While talking this over with my son an idea came to me: perhaps there is an alternate universe that is comprised completely of antimatter. A universe where there is an antimatter john posting a blog about why is there all this antimatter and no matter. That would wrap a few things up in a neat bow. The universe came about due to quantum fluctuations and answer the mystery of what happened to all the antimatter.
It seems I’m not alone in this idea. Which is unfortunate because I could really use a Nobel prize. But then I would have to learn math. And take real physics and not just be an armchair theorist.
I plan on doing a podcast on this topic and a few others with an old friend of mine so I hope you’ll join me.
I’m no fan of proprietary information or the idea of intellectual property.
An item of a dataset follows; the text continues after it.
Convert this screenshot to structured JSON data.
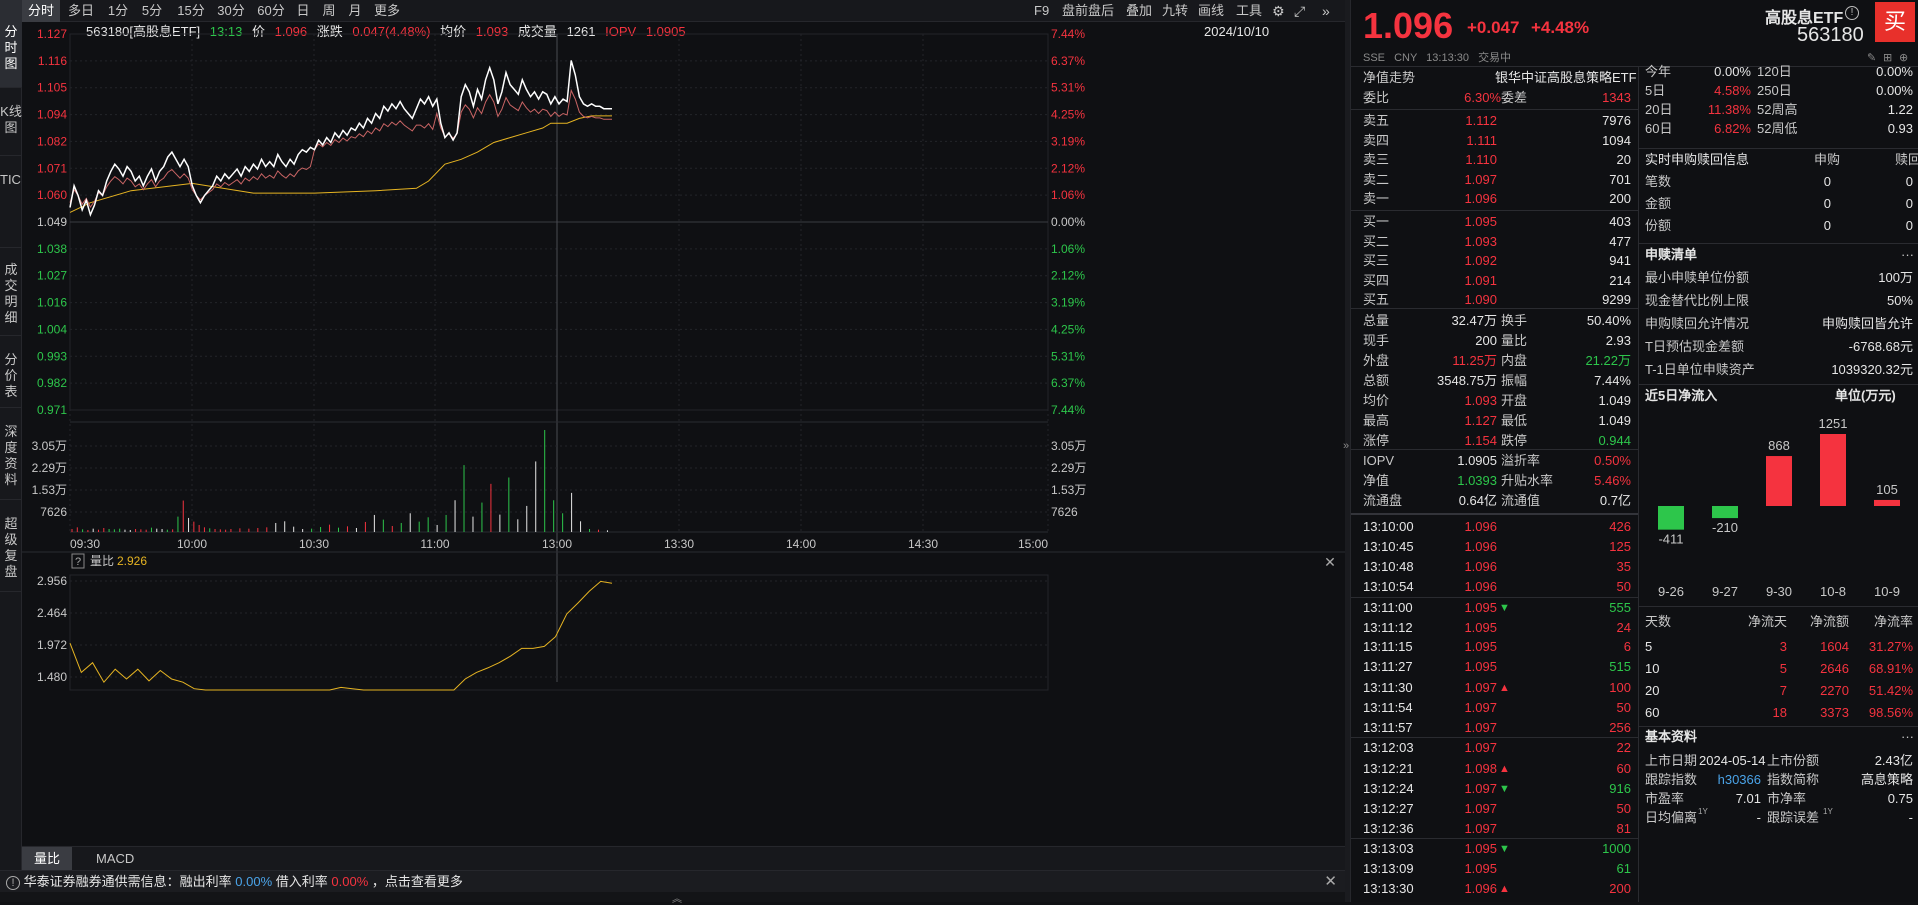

The idea of proprietary anything doesn’t make practical sense to me for a few important reasons. I think we as a species would be much better sharing our ideas and information.
For as long as I can remember when I had something so did my friends. Toys, laughter, and as I grew older other things such as ideas and money, and maybe pot. I have an older brother and friends that treated me this way. It rubbed off and its a good way to be. In a well rounded group this egalitarian approach helps everyone through what would otherwise be lean times. Although it comes from the same open spirit the sharing of ideas is slightly different and I’ll touch on this later.
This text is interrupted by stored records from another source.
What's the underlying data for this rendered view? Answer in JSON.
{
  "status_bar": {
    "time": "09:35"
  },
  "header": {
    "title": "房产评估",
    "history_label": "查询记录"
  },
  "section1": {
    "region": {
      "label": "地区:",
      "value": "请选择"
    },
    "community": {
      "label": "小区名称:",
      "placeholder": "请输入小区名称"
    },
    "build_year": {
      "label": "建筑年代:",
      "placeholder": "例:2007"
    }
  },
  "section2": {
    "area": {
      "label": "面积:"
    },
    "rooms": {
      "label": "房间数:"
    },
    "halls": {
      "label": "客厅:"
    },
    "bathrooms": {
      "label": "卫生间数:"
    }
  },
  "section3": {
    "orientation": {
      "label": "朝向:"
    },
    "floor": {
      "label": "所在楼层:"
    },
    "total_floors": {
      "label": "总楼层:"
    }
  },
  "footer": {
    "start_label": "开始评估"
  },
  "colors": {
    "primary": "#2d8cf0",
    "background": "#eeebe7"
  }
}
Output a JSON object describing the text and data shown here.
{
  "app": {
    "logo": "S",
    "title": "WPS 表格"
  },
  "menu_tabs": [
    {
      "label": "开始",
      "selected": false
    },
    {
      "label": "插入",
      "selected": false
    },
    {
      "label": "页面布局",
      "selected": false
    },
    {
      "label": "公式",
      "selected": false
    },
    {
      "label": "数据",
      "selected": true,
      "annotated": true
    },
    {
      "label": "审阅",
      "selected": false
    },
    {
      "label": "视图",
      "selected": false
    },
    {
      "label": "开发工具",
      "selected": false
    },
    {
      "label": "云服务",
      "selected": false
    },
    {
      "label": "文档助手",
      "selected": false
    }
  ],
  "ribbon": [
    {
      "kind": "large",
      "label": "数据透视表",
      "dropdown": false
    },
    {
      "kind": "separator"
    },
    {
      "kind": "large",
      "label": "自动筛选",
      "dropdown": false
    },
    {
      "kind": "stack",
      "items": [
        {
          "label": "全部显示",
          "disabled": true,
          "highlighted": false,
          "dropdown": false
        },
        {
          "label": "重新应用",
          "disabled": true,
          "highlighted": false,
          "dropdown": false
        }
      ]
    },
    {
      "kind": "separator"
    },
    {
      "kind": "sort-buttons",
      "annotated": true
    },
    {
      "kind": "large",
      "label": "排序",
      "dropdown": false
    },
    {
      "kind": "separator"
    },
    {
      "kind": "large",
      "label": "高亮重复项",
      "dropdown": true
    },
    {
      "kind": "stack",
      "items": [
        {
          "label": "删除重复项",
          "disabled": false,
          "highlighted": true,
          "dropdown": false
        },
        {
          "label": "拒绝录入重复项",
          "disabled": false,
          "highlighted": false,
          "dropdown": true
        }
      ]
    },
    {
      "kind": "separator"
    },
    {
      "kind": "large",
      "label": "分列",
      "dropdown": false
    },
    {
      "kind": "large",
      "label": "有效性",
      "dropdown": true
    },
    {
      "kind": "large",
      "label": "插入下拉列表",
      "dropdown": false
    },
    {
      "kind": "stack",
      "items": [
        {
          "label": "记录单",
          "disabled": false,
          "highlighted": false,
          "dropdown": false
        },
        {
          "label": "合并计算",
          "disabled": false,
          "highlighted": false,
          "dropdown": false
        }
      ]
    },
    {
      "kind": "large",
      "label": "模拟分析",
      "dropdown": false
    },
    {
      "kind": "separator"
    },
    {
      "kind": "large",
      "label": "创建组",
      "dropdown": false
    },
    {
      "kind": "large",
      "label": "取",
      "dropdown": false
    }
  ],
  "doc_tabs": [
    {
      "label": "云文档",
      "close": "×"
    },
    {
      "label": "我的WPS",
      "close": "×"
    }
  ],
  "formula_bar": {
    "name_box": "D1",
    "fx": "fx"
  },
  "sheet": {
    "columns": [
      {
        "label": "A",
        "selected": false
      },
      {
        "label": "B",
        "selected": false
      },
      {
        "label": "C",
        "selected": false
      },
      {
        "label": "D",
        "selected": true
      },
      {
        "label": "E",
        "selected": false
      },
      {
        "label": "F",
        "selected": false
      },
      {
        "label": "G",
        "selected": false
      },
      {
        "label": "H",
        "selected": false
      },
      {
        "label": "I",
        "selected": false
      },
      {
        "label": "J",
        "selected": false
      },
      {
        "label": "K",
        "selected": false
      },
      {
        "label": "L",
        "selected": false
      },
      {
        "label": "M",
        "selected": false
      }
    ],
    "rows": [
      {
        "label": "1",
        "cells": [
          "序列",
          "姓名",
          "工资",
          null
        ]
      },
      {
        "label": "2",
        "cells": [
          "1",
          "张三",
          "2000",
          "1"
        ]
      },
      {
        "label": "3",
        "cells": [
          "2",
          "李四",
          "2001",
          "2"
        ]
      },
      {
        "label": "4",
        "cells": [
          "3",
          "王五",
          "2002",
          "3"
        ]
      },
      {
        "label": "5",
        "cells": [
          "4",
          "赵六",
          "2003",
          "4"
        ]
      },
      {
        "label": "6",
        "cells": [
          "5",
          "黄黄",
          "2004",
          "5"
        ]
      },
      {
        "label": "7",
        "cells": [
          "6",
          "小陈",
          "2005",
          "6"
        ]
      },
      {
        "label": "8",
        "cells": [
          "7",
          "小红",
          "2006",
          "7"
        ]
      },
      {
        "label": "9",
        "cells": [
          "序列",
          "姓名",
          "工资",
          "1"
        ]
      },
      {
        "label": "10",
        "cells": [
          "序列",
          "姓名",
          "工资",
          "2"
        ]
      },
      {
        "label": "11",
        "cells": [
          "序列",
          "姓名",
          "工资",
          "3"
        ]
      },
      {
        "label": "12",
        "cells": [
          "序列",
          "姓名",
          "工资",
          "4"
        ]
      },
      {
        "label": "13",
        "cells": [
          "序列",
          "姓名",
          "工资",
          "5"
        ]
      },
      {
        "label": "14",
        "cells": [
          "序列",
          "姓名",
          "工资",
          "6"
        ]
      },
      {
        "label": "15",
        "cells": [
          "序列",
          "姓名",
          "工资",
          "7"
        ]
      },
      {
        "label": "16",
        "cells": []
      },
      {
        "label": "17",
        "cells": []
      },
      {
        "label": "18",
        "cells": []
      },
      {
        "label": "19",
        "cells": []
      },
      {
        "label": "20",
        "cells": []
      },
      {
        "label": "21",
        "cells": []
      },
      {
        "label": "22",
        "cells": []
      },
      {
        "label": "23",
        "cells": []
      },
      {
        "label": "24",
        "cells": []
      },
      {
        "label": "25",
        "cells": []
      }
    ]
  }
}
My philosophy regarding sharing became furthered when I started getting into Linux and other open source software around ten years ago. It spoke to my inner hippie. For those of you who don’t know opensource is the antithesis of proprietary. Its not exactly protected by a copyright. In fact one of the nicknames for opensource is copyleft. The General Public License, or GPL, is a common copyright for opensource products. In a nutshell it usually states something along the lines of this: The user can use the software and modify this code on one condition: it must not be made proprietary.
Opensource code must remain open for anyone and everyone to use and modify. It is generally free from a cost prospective as well and often times the only time cost is involved is when corporations need tech support when they use it. Opensource products such as the various Linux distributions are the most stable and secure in all the land. They are behind the scenes running our world. 85%+ of enterprise companies use Linux to run their email and web servers, store their data on and so fourth. One of the most interesting features is that it is community maintained, often times main contributors do so for free. They contribute for the sake of contributing and making a part of their world better.
It isn’t serendipity that makes Linux the best and most safe and secure operating systems. Its the best because it is the result of a collective and collaborative effort. One that is dependent on the free flow and sharing of ideas.
Can you tell I like Linux? I do. I really really do. Like really really really. I have a hard-on right now.
Ideas and information are inherently different from physical tangible goods. If you have an apple and your friend has an apple and you each trade apples after the exchange you are each left with an apple. If you have an idea and your friend has an idea….even if it is a shitty idea…and you trade ideas after the exchange you will both now have two ideas. That’s fucking different. Real different.
I have a few ideas.
Lets share them.
And hold hands and sing kumbaya.
Its sooooooooo much better than being mean cheapskate hierarchical dick heads to each other.